This book concerns itself with music as music. It is assumed that, if anyone really loves this art, he is willing and glad to do serious work to quicken his sense of hearing, to broaden his imagination, and to strengthen his memory so that he may become intelligent in appreciation rather than merely absorbed in honeyed sounds.

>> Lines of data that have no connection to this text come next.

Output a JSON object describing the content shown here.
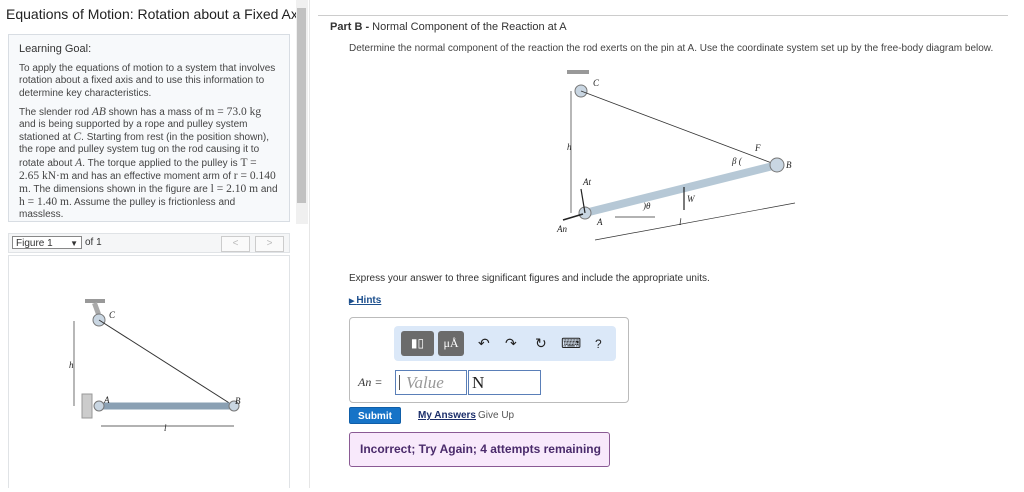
{
  "title": "Equations of Motion: Rotation about a Fixed Axis",
  "goal": {
    "heading": "Learning Goal:",
    "p1": "To apply the equations of motion to a system that involves rotation about a fixed axis and to use this information to determine key characteristics.",
    "p2": {
      "a": "The slender rod ",
      "AB": "AB",
      "b": " shown has a mass of ",
      "m": "m = 73.0 kg",
      "c": " and is being supported by a rope and pulley system stationed at ",
      "C": "C",
      "d": ". Starting from rest (in the position shown), the rope and pulley system tug on the rod causing it to rotate about ",
      "A": "A",
      "e": ". The torque applied to the pulley is ",
      "T": "T = 2.65 kN·m",
      "f": " and has an effective moment arm of ",
      "r": "r = 0.140 m",
      "g": ". The dimensions shown in the figure are ",
      "l": "l = 2.10 m",
      "h_and": " and ",
      "h": "h = 1.40 m",
      "i": ". Assume the pulley is frictionless and massless."
    }
  },
  "figure": {
    "selected": "Figure 1",
    "of": "of 1",
    "prev": "<",
    "next": ">",
    "labels": {
      "C": "C",
      "h": "h",
      "A": "A",
      "B": "B",
      "l": "l"
    }
  },
  "part": {
    "label": "Part B -",
    "title": " Normal Component of the Reaction at A",
    "description": "Determine the normal component of the reaction the rod exerts on the pin at A. Use the coordinate system set up by the free-body diagram below.",
    "fbd": {
      "C": "C",
      "h": "h",
      "At": "At",
      "An": "An",
      "A": "A",
      "theta": ")θ",
      "W": "W",
      "l": "l",
      "beta": "β (",
      "F": "F",
      "B": "B"
    },
    "express": "Express your answer to three significant figures and include the appropriate units.",
    "hints": "Hints"
  },
  "answer": {
    "label": "An =",
    "placeholder": "Value",
    "unit": "N",
    "toolbar": {
      "templates": "▮▯",
      "units": "μÅ",
      "undo": "↶",
      "redo": "↷",
      "reset": "↻",
      "keyboard": "⌨",
      "help": "?"
    }
  },
  "actions": {
    "submit": "Submit",
    "my_answers": "My Answers",
    "give_up": "Give Up"
  },
  "feedback": "Incorrect; Try Again; 4 attempts remaining"
}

Mary Hughes had walked the entire length of the long dock at Anchorage,Alaska. Now, having rounded a great pile of merchandise, tents, tractors,groceries, hammers, axes, and boxes of chocolate bars she came quitesuddenly upon the oddest little man she had ever seen. Even for a girl inher late teens, Mary was short and slender. This man was no larger thanshe."A Japanese," she thought as her surprised eyes took in his tight-fittingblack suit, his stiff collar and bright tie. "But no, a Jap wouldn't looklike that." She was puzzled and curious. At that particular moment, shehad nothing to do but indulge her curiosity.Together with hundreds of other "home-seekers"--she smiled as she thoughtof herself as a home-seeker--she had been dumped into the bleak Arcticmorning. Some of the goods that were being hoisted by a long steel cranefrom the depths of a ship, belonged to Mary, to Mark her brother, and toFlorence Huyler her cousin. There was, for the time, nothing they coulddo about that. So--